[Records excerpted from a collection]
····················

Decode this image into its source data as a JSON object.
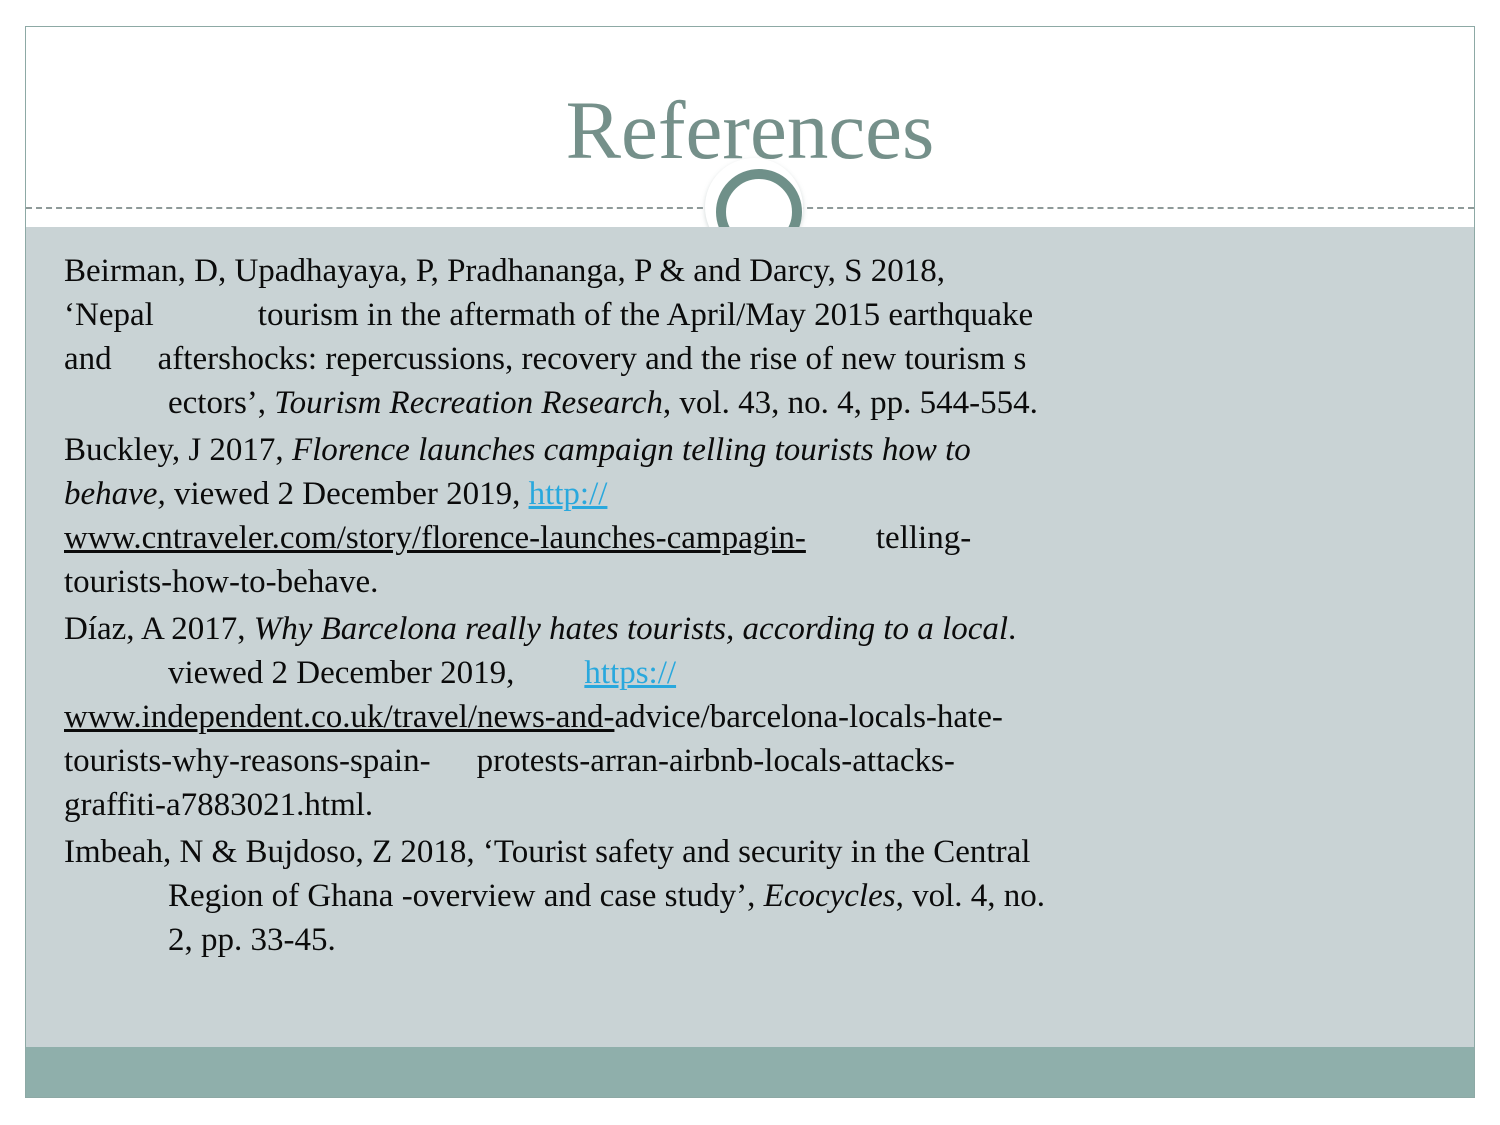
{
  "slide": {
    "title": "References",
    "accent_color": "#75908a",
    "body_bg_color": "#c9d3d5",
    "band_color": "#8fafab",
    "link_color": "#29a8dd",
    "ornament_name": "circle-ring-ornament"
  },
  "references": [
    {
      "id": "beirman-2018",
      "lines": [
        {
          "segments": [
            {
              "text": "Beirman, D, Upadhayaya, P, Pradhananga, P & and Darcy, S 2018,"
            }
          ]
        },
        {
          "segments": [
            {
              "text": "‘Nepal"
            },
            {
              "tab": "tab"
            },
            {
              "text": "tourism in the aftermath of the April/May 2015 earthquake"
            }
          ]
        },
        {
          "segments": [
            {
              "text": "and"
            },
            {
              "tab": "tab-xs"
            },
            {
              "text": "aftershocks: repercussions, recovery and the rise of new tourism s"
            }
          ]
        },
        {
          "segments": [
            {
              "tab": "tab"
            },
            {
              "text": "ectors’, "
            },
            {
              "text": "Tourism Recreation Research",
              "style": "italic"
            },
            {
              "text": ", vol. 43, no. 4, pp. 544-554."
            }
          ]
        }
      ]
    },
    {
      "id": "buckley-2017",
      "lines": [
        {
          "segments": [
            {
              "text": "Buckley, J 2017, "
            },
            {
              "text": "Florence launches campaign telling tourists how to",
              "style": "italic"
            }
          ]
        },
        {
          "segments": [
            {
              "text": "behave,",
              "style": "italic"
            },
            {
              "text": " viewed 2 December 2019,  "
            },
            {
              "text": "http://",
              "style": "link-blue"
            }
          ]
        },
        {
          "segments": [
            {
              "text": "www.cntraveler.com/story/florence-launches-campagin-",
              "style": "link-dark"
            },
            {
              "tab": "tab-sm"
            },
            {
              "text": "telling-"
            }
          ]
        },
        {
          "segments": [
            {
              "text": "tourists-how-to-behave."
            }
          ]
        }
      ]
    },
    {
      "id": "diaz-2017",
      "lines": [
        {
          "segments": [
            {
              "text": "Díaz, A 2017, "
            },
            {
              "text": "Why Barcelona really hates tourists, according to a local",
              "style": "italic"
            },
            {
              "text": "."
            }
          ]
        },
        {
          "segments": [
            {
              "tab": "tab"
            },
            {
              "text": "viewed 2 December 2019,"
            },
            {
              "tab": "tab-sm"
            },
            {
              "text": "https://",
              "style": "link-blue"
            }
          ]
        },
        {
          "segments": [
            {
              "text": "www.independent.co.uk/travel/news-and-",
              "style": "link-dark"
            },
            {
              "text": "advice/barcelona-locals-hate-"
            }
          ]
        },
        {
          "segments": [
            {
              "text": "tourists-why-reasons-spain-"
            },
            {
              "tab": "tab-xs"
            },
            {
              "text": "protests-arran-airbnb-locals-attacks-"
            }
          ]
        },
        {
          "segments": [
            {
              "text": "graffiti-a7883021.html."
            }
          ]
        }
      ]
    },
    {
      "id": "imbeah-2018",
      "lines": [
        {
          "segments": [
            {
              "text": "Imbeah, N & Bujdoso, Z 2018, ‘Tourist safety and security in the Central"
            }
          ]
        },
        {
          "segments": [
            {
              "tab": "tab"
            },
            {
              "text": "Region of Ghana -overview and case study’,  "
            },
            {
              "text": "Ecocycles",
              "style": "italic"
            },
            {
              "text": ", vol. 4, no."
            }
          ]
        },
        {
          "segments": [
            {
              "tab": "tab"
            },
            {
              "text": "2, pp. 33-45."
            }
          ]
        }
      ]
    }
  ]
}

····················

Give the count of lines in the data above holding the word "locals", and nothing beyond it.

2